The book opens with an Inspector going about his duties inspecting the security of a very special item. Of course, this being a fantasy novel, the item in question is a paragraph from a very special Will. It is secured locked inside a crystal cage. Surrounded by a number of metal sentinels. On a dead star. The Inspector himself, is no ordinary bureaucrat, but a winged servant of a higher power who is partial to snuff. Shortly after his arrival the living aspect of the Will of creation manages to effect a jailbreak and escape to Earth, with Mister Monday’s determined lieutenants Dawn, Noon and Dusk hot on its trail.
Meanwhile during Arthur Penhaligon’s first day at a new school, he collapses due to an asthma attack. After he is revived by a girl named Leaf, he witnesses the arrival of the strange Mister Monday, who is tricked by the Will into giving the boy a mystical minute hand and a mysterious atlas. Arthur is expected to die soon, so it is hoped that his frail condition will allow the artifacts to revert back to Mister Monday shortly thereafter, neatly allowing the trustee of these objects to avoid any punishment for allowing the Will to escape. The minute hand is in fact a magic key that can effect the will of its user. The atlas can only be read by a bearer of the key and explains the nature of the House, a structure that represents each level of reality. The world Arthur knows is only the second plane of this structure, there are many others above and below, sitting atop the vast chthonic Nothing that spawns the mysterious creatures Mister Monday uses to control his realm.
Arthur is surprised to find his asthmatic condition is relieved whenever he holds the key in his hand. Unfortunately Leaf’s family and a number of other children at school fall victim to a mysterious plague. Learning that the disease is being spread by agents of Mister Monday as they hunt for him, Arthur travels to the weird House that has appeared in his neighbourhood that only he can see. Inside he discovers a world of magic far bigger than the walls that contain it, filled with fallen angels, a talking frog, dog-faced men, dinosaurs and deadly Bibliophages. A world where words have power and little children enslaved by the legendary Piper have toiled for thousands of years. Determined to save the lives of his friends and defeat the corrupt Mister Monday, Arthur strives to find the secret of the Will.

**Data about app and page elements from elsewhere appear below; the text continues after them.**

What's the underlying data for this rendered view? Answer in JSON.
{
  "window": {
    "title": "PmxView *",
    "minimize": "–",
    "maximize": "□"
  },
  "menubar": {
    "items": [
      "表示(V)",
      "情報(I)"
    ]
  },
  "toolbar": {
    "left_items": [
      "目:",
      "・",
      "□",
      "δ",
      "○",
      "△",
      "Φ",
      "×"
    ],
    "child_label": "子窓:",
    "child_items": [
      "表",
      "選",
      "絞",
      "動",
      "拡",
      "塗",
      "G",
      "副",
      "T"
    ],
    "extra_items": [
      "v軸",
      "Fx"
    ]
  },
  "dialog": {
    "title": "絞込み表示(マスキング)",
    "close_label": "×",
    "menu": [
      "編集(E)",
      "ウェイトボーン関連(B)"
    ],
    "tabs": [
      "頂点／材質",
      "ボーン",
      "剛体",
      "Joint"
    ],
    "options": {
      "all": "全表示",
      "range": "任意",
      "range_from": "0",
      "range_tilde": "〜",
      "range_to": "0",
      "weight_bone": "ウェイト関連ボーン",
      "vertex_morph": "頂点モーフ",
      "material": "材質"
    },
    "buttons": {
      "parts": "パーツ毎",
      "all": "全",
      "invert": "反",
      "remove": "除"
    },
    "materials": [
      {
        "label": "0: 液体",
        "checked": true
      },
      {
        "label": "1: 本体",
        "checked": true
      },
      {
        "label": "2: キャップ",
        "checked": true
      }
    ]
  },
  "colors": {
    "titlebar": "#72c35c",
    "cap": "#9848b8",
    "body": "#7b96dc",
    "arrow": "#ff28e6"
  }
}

This is an entertaining first chapter in a series of novels for children. Nix drops references to ancient myths, religion and modern day paranoia about disease in order to give shape to his world. Arthur Penhaligon is an orphan whose biological parents died in a flu epidemic. At one point he travels in time to the period of the Bubonic plague. Death is a constant in his life and is used within the book to fuel the mythic fantasy Nix has constructed.
While a Christian God is never explicitly named, the hierarchies of angels, from Seraphim down to Cherubs, resemble the mysterious figures Arthur meets. Nix also draws on Roman myth, as Monday and his servants resemble the quotidian minor gods of days and hours.
I cannot wait to read Grim Tuesday.
Right, I’ve decided to try a themed week for the blog.
So from August 9th I will be hosting a Children’s Literature Week on ‘A Book A Day..’ choosing a selection of titles written for younger readers.
I have yet to read anything by Australian author Garth Nix, so I will include him on the list.
Suggestions for further titles would be welcome. I have already read so much Tolkien, Pullman and Lewis I’ve got fauns and elves coming out of my ears. So I’m looking for something I have not yet encountered, preferably books set in the ‘real world’.
Let the experiment begin!